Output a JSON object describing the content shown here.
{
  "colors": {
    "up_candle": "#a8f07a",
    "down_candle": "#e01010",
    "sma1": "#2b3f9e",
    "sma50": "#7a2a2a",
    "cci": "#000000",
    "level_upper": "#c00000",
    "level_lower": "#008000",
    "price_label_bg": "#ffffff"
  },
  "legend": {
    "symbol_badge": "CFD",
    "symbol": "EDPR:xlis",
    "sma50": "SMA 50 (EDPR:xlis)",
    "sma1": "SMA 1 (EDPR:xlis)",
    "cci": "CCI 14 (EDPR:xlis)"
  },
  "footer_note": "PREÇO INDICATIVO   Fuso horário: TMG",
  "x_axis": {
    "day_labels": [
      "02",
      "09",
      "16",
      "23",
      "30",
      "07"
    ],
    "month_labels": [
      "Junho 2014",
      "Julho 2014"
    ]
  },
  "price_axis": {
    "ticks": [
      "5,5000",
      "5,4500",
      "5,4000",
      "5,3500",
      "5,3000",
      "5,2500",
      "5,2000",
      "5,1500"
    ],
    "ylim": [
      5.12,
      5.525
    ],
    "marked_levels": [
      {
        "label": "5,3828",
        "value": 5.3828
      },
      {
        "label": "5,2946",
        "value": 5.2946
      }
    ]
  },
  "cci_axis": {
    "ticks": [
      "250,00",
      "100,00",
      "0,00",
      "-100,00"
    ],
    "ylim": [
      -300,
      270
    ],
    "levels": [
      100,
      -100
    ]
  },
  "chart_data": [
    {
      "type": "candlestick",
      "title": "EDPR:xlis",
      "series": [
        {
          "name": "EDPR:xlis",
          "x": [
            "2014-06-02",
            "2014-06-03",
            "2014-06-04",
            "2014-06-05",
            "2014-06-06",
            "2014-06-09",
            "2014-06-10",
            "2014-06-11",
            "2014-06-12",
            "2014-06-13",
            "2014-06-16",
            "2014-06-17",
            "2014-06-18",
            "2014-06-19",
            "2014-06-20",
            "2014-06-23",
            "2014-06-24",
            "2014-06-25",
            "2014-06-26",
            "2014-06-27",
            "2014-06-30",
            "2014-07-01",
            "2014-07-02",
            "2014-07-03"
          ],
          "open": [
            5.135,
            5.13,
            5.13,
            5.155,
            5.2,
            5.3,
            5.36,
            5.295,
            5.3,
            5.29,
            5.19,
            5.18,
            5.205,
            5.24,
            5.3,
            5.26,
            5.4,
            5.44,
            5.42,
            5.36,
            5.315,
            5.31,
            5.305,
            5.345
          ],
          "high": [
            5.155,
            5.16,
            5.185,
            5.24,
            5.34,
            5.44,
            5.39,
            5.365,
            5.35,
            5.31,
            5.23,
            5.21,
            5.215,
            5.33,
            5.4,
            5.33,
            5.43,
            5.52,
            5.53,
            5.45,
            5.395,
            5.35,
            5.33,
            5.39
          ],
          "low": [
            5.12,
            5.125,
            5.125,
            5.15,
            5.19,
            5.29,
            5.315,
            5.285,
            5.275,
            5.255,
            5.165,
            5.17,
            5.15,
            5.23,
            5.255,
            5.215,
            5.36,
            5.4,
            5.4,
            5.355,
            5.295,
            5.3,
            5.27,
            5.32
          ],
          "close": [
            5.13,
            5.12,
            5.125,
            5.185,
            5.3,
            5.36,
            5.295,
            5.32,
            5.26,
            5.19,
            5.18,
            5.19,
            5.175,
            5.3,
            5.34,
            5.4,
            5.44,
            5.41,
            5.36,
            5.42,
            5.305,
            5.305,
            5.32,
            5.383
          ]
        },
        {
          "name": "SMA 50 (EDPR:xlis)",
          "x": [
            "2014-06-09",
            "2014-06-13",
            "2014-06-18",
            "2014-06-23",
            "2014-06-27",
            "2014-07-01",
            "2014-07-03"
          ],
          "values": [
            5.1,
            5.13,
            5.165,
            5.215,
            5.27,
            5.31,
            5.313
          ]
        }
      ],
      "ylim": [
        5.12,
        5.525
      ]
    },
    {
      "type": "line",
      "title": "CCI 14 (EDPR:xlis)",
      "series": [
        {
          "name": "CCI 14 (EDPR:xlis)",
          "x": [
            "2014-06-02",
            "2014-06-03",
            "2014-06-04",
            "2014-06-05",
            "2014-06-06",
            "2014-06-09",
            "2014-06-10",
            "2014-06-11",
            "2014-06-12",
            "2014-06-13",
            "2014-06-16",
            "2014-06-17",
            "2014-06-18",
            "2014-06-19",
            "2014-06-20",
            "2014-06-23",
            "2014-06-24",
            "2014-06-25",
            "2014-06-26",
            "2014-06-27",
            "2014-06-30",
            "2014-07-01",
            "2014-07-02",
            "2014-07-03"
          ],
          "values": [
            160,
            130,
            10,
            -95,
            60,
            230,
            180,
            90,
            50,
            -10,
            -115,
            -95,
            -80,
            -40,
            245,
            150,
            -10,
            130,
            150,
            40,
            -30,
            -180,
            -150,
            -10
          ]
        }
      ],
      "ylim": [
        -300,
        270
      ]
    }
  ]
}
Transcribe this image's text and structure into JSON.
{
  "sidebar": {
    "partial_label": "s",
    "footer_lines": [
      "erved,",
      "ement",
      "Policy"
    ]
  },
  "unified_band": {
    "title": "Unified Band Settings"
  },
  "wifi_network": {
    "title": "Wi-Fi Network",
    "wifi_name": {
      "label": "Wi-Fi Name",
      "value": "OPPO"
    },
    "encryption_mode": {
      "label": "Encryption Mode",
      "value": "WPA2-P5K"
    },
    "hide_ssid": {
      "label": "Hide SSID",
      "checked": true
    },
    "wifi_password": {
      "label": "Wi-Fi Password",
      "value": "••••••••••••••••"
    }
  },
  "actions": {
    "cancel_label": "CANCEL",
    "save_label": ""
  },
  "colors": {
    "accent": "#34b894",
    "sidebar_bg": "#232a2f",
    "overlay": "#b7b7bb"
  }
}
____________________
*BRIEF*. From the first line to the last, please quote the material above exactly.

*PROBLEM SOLUTION*.
Output a JSON object describing the content shown here.
{
  "colors": {
    "up_candle": "#a8f07a",
    "down_candle": "#e01010",
    "sma1": "#2b3f9e",
    "sma50": "#7a2a2a",
    "cci": "#000000",
    "level_upper": "#c00000",
    "level_lower": "#008000",
    "price_label_bg": "#ffffff"
  },
  "legend": {
    "symbol_badge": "CFD",
    "symbol": "EDPR:xlis",
    "sma50": "SMA 50 (EDPR:xlis)",
    "sma1": "SMA 1 (EDPR:xlis)",
    "cci": "CCI 14 (EDPR:xlis)"
  },
  "footer_note": "PREÇO INDICATIVO   Fuso horário: TMG",
  "x_axis": {
    "day_labels": [
      "02",
      "09",
      "16",
      "23",
      "30",
      "07"
    ],
    "month_labels": [
      "Junho 2014",
      "Julho 2014"
    ]
  },
  "price_axis": {
    "ticks": [
      "5,5000",
      "5,4500",
      "5,4000",
      "5,3500",
      "5,3000",
      "5,2500",
      "5,2000",
      "5,1500"
    ],
    "ylim": [
      5.12,
      5.525
    ],
    "marked_levels": [
      {
        "label": "5,3828",
        "value": 5.3828
      },
      {
        "label": "5,2946",
        "value": 5.2946
      }
    ]
  },
  "cci_axis": {
    "ticks": [
      "250,00",
      "100,00",
      "0,00",
      "-100,00"
    ],
    "ylim": [
      -300,
      270
    ],
    "levels": [
      100,
      -100
    ]
  },
  "chart_data": [
    {
      "type": "candlestick",
      "title": "EDPR:xlis",
      "series": [
        {
          "name": "EDPR:xlis",
          "x": [
            "2014-06-02",
            "2014-06-03",
            "2014-06-04",
            "2014-06-05",
            "2014-06-06",
            "2014-06-09",
            "2014-06-10",
            "2014-06-11",
            "2014-06-12",
            "2014-06-13",
            "2014-06-16",
            "2014-06-17",
            "2014-06-18",
            "2014-06-19",
            "2014-06-20",
            "2014-06-23",
            "2014-06-24",
            "2014-06-25",
            "2014-06-26",
            "2014-06-27",
            "2014-06-30",
            "2014-07-01",
            "2014-07-02",
            "2014-07-03"
          ],
          "open": [
            5.135,
            5.13,
            5.13,
            5.155,
            5.2,
            5.3,
            5.36,
            5.295,
            5.3,
            5.29,
            5.19,
            5.18,
            5.205,
            5.24,
            5.3,
            5.26,
            5.4,
            5.44,
            5.42,
            5.36,
            5.315,
            5.31,
            5.305,
            5.345
          ],
          "high": [
            5.155,
            5.16,
            5.185,
            5.24,
            5.34,
            5.44,
            5.39,
            5.365,
            5.35,
            5.31,
            5.23,
            5.21,
            5.215,
            5.33,
            5.4,
            5.33,
            5.43,
            5.52,
            5.53,
            5.45,
            5.395,
            5.35,
            5.33,
            5.39
          ],
          "low": [
            5.12,
            5.125,
            5.125,
            5.15,
            5.19,
            5.29,
            5.315,
            5.285,
            5.275,
            5.255,
            5.165,
            5.17,
            5.15,
            5.23,
            5.255,
            5.215,
            5.36,
            5.4,
            5.4,
            5.355,
            5.295,
            5.3,
            5.27,
            5.32
          ],
          "close": [
            5.13,
            5.12,
            5.125,
            5.185,
            5.3,
            5.36,
            5.295,
            5.32,
            5.26,
            5.19,
            5.18,
            5.19,
            5.175,
            5.3,
            5.34,
            5.4,
            5.44,
            5.41,
            5.36,
            5.42,
            5.305,
            5.305,
            5.32,
            5.383
          ]
        },
        {
          "name": "SMA 50 (EDPR:xlis)",
          "x": [
            "2014-06-09",
            "2014-06-13",
            "2014-06-18",
            "2014-06-23",
            "2014-06-27",
            "2014-07-01",
            "2014-07-03"
          ],
          "values": [
            5.1,
            5.13,
            5.165,
            5.215,
            5.27,
            5.31,
            5.313
          ]
        }
      ],
      "ylim": [
        5.12,
        5.525
      ]
    },
    {
      "type": "line",
      "title": "CCI 14 (EDPR:xlis)",
      "series": [
        {
          "name": "CCI 14 (EDPR:xlis)",
          "x": [
            "2014-06-02",
            "2014-06-03",
            "2014-06-04",
            "2014-06-05",
            "2014-06-06",
            "2014-06-09",
            "2014-06-10",
            "2014-06-11",
            "2014-06-12",
            "2014-06-13",
            "2014-06-16",
            "2014-06-17",
            "2014-06-18",
            "2014-06-19",
            "2014-06-20",
            "2014-06-23",
            "2014-06-24",
            "2014-06-25",
            "2014-06-26",
            "2014-06-27",
            "2014-06-30",
            "2014-07-01",
            "2014-07-02",
            "2014-07-03"
          ],
          "values": [
            160,
            130,
            10,
            -95,
            60,
            230,
            180,
            90,
            50,
            -10,
            -115,
            -95,
            -80,
            -40,
            245,
            150,
            -10,
            130,
            150,
            40,
            -30,
            -180,
            -150,
            -10
          ]
        }
      ],
      "ylim": [
        -300,
        270
      ]
    }
  ]
}
Transcribe this image's text and structure into JSON.
{
  "sidebar": {
    "partial_label": "s",
    "footer_lines": [
      "erved,",
      "ement",
      "Policy"
    ]
  },
  "unified_band": {
    "title": "Unified Band Settings"
  },
  "wifi_network": {
    "title": "Wi-Fi Network",
    "wifi_name": {
      "label": "Wi-Fi Name",
      "value": "OPPO"
    },
    "encryption_mode": {
      "label": "Encryption Mode",
      "value": "WPA2-P5K"
    },
    "hide_ssid": {
      "label": "Hide SSID",
      "checked": true
    },
    "wifi_password": {
      "label": "Wi-Fi Password",
      "value": "••••••••••••••••"
    }
  },
  "actions": {
    "cancel_label": "CANCEL",
    "save_label": ""
  },
  "colors": {
    "accent": "#34b894",
    "sidebar_bg": "#232a2f",
    "overlay": "#b7b7bb"
  }
}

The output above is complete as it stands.